Your answer must be every line of the data below that holds the string "JSON", copied exactly.

Data about app and page elements
********************

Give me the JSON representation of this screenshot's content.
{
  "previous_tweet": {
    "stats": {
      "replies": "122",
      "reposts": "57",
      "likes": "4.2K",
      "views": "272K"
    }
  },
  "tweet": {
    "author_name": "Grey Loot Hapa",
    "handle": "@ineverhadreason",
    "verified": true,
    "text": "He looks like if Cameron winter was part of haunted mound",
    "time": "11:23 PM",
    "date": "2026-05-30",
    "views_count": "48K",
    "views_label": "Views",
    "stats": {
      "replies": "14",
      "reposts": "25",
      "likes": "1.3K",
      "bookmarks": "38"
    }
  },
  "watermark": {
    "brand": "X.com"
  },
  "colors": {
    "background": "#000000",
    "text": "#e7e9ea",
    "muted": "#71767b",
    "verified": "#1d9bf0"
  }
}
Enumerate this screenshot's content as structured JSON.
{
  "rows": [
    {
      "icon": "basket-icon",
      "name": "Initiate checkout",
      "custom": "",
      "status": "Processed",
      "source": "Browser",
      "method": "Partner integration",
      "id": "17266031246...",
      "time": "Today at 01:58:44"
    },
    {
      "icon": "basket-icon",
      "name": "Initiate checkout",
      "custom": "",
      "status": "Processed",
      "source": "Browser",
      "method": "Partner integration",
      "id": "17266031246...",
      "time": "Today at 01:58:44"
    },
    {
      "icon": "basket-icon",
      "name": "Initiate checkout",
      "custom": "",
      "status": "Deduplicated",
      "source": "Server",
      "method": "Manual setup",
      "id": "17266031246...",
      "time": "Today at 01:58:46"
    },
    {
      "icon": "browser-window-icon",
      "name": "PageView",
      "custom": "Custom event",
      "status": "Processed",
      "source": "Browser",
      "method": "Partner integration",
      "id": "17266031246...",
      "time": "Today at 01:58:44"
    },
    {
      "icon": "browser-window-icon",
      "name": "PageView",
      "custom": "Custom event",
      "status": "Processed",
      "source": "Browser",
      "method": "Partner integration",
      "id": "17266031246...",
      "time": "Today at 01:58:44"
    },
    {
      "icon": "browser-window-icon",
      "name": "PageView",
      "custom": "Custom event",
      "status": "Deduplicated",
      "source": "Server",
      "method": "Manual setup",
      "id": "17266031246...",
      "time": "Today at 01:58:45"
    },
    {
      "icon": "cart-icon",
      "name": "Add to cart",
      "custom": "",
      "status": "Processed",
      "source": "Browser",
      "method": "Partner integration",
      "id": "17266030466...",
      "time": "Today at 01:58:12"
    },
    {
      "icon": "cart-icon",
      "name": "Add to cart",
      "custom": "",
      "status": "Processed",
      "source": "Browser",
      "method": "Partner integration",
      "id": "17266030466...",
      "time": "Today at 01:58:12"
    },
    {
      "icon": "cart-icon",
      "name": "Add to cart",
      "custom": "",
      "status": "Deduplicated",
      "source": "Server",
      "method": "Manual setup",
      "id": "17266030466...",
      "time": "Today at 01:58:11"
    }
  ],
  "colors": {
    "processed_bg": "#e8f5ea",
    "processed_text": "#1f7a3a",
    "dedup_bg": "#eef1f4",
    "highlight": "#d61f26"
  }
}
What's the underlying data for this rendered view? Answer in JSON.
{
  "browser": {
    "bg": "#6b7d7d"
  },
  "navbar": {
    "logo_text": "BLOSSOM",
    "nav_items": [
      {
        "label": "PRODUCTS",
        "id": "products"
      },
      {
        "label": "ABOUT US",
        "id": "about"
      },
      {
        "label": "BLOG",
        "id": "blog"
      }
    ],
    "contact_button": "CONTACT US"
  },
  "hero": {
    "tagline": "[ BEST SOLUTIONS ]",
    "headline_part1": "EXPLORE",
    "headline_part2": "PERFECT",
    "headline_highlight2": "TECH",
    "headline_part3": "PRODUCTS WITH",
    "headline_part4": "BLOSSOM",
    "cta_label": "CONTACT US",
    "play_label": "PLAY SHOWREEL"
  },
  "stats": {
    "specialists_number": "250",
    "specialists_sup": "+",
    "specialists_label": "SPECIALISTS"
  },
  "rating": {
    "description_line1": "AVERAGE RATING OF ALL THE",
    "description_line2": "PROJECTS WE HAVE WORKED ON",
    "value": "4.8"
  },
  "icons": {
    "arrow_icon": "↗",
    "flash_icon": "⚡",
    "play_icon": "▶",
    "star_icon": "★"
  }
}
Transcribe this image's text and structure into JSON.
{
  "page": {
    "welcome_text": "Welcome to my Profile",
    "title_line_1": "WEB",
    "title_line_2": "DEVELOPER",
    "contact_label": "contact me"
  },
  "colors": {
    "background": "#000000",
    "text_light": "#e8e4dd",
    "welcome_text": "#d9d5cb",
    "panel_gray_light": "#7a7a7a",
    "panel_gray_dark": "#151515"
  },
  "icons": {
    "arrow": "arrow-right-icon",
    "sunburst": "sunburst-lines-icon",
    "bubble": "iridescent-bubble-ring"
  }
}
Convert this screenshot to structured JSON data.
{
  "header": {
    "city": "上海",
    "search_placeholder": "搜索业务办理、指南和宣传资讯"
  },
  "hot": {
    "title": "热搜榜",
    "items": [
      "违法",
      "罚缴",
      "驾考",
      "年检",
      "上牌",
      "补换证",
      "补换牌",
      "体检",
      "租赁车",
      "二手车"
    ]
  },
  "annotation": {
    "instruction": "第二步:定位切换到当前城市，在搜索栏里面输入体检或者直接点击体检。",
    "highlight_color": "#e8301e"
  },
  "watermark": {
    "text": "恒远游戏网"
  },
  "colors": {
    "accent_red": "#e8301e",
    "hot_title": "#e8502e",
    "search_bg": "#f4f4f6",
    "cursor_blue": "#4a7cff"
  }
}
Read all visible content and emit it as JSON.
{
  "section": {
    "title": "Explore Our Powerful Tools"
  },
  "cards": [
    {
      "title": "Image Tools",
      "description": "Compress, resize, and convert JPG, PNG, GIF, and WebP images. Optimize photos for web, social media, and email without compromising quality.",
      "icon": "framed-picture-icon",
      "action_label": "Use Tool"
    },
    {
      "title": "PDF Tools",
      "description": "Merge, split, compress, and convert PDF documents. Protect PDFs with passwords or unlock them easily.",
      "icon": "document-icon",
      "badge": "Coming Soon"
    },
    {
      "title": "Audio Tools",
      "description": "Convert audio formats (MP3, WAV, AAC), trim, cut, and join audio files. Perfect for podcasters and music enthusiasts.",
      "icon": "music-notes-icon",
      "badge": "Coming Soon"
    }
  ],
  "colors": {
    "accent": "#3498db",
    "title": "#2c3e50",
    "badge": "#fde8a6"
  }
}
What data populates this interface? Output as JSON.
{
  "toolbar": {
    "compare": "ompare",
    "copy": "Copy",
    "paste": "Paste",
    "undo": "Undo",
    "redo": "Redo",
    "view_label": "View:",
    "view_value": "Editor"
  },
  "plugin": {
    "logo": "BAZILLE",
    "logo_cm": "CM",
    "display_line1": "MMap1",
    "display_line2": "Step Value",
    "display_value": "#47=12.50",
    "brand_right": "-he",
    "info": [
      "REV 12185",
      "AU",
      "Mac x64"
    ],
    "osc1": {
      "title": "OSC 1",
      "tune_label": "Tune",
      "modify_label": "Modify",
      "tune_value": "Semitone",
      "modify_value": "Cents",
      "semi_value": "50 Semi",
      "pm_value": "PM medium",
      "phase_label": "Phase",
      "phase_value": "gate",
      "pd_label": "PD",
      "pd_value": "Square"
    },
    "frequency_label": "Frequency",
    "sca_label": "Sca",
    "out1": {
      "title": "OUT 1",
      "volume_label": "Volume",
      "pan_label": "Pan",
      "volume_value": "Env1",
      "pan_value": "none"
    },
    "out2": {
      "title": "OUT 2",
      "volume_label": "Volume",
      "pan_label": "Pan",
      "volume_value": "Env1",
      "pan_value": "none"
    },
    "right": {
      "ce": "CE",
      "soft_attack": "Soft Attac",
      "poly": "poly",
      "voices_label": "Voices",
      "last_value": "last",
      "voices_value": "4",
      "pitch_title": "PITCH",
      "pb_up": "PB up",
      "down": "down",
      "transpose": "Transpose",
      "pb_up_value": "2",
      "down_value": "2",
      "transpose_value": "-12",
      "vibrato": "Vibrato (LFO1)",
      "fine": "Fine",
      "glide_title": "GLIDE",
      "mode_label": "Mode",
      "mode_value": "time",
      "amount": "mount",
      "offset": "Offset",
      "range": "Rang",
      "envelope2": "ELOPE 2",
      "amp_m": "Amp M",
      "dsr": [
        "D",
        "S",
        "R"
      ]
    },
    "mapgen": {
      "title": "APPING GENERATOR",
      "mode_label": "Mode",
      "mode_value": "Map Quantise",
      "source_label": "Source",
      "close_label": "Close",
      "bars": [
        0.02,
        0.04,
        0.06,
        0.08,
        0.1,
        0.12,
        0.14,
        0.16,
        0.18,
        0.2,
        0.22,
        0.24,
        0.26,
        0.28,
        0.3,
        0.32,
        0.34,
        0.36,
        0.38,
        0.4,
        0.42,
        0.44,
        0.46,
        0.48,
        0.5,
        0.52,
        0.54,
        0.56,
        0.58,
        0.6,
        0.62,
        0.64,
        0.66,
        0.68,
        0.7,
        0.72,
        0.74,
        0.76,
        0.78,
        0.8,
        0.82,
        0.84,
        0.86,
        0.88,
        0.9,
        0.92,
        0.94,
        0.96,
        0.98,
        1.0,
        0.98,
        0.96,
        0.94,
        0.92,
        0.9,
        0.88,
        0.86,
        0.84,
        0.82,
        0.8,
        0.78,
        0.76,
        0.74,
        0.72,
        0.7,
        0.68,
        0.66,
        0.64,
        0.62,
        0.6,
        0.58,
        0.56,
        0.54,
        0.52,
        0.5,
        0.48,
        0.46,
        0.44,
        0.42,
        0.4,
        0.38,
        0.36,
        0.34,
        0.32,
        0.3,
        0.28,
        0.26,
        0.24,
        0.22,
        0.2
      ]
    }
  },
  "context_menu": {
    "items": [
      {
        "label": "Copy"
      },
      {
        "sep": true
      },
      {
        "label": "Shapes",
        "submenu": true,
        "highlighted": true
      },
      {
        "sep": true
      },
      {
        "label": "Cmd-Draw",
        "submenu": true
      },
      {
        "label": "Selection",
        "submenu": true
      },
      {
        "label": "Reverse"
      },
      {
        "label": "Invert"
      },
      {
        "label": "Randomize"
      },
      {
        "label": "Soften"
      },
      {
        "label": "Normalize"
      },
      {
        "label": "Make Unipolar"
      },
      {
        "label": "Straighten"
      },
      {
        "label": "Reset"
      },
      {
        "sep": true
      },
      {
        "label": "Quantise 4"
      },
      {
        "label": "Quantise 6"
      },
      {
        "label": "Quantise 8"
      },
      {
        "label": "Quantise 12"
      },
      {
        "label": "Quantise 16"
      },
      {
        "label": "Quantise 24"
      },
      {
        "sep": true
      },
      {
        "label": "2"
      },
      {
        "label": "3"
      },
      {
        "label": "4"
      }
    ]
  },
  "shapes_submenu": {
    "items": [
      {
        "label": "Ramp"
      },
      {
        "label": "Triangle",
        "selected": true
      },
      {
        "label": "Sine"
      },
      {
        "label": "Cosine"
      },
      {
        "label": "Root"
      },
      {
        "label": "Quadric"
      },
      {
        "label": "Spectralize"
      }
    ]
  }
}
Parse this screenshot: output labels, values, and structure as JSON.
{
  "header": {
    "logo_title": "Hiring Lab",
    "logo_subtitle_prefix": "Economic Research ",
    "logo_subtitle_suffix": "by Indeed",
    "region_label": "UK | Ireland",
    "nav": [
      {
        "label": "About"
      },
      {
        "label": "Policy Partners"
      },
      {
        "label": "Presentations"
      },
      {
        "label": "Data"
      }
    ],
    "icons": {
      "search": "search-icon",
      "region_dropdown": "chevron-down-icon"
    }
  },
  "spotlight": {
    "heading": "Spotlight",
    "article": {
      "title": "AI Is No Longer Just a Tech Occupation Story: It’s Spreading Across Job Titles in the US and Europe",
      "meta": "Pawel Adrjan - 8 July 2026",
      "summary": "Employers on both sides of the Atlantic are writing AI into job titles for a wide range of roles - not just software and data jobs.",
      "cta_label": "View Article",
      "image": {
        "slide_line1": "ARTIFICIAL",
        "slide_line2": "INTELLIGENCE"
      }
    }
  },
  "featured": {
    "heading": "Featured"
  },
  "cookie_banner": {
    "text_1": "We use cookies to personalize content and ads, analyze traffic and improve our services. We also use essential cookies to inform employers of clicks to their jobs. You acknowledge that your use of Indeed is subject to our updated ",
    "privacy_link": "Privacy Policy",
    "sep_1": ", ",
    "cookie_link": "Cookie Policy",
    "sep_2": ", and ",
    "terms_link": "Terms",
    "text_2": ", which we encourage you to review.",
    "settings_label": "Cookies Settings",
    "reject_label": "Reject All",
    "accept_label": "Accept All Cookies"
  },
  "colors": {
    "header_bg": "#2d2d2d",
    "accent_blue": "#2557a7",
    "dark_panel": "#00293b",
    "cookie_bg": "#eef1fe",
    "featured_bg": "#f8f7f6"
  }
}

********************

### RESULT FOR THIS EXERCISE
Give me the JSON representation of this screenshot's content.
Enumerate this screenshot's content as structured JSON.
What's the underlying data for this rendered view? Answer in JSON.
Transcribe this image's text and structure into JSON.
Convert this screenshot to structured JSON data.
Read all visible content and emit it as JSON.
What data populates this interface? Output as JSON.
Parse this screenshot: output labels, values, and structure as JSON.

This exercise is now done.